I give Leslie Bibb credit for really throwing herself into the title role of an aging fashion model who's fresh out of rehab after a decade (!) and hoping to jump-start her career. Bibb's Salem Rogers is a strutting horror-show, tossing off crude insults to everyone around her, acting as though she's still the superstar diva she no longer is. Kudos, too, to Rachel Dratch (SNL), who plays Salem's former assistant-turned-successful-self-help-book author with nuance and natural humor. The script is from creator Lindsay Stoddart; this project was chosen from Amazon's open selection process, and you know it probably read funnier on the page than it does on the screen, where it too often comes off as mean — or perhaps that's because the pilot was directed by Mean Girls director Mark Waters.

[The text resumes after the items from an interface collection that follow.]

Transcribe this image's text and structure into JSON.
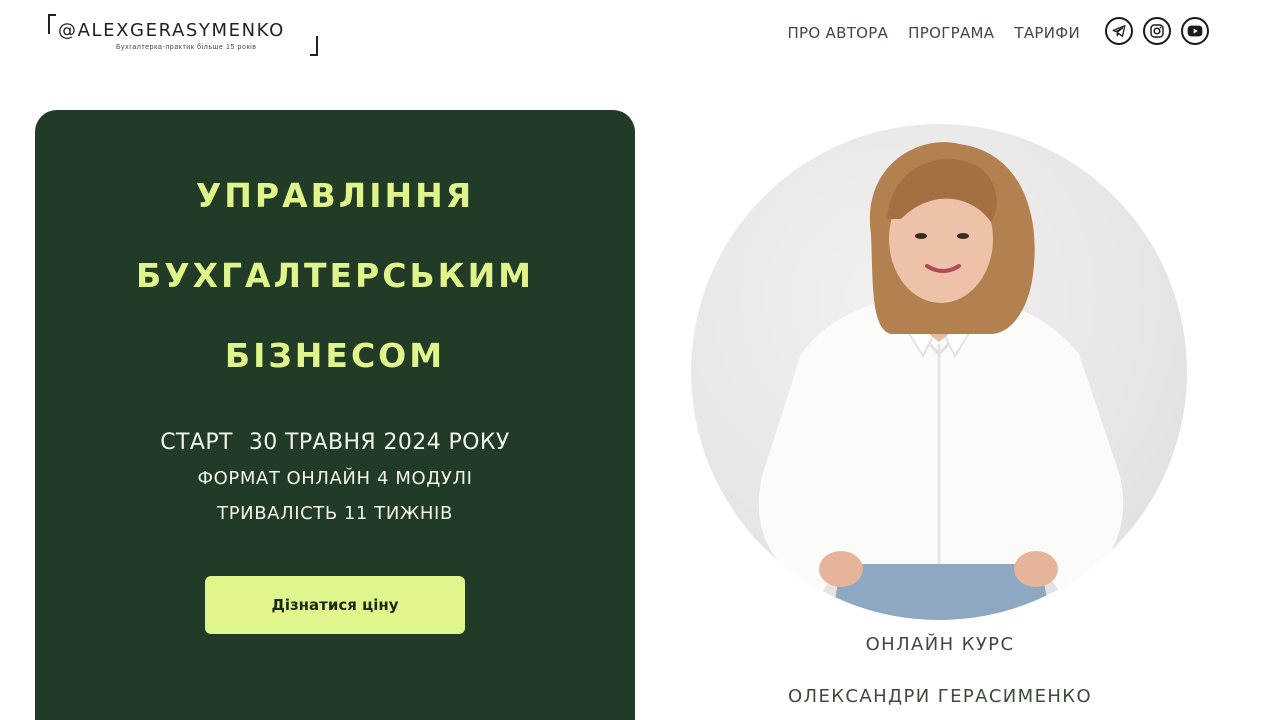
{
  "brand": {
    "title": "@ALEXGERASYMENKO",
    "subtitle": "Бухгалтерка-практик більше 15 років"
  },
  "nav": {
    "items": [
      "ПРО АВТОРА",
      "ПРОГРАМА",
      "ТАРИФИ"
    ]
  },
  "socials": {
    "icons": [
      "telegram-icon",
      "instagram-icon",
      "youtube-icon"
    ]
  },
  "hero": {
    "title_lines": [
      "УПРАВЛІННЯ",
      "БУХГАЛТЕРСЬКИМ",
      "БІЗНЕСОМ"
    ],
    "start": {
      "label": "СТАРТ",
      "value": "30 ТРАВНЯ 2024 РОКУ"
    },
    "format": {
      "label": "ФОРМАТ",
      "value": "ОНЛАЙН 4 МОДУЛІ"
    },
    "duration": {
      "label": "ТРИВАЛІСТЬ",
      "value": "11 ТИЖНІВ"
    },
    "cta_label": "Дізнатися ціну"
  },
  "author": {
    "caption_line1": "ОНЛАЙН КУРС",
    "caption_line2": "ОЛЕКСАНДРИ ГЕРАСИМЕНКО"
  },
  "colors": {
    "card_bg": "#213b27",
    "accent": "#dff48a",
    "nav_text": "#3f4a3c"
  }
}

Still, I'd certainly watch again to see more of the quirky chemistry between Bibb and Dratch.
Here's another Amazon hour-long that's heavy on male bonding and joking around, but ultimately tries to heave itself into heavy-drama territory. Four old friends (Steve Zahn, Michael Imperioli, Ben Chaplin, and Romany Malco) journey to Belize to reunite with a fifth, played by Billy Zane. He lives in a grand villa, and for a while, the guys think they're in paradise — until the guns come out. Created by writer Chris Cole and based on a British series of the same name, and featuring The Shield's Shawn Ryan as one of its producers, Mad Dogs spends much of its hour showing us endless shots of beautiful landscape, squanders more of it having the guys talk around a big table as though they were performing a mediocre David Mamet play, and then pulls its big narrative twist at the end. The twist is intriguing enough to make me want to see a second episode, but Dogs is pretty shaggy.
All of Amazon's new pilots can be streamed for free on Amazon.com.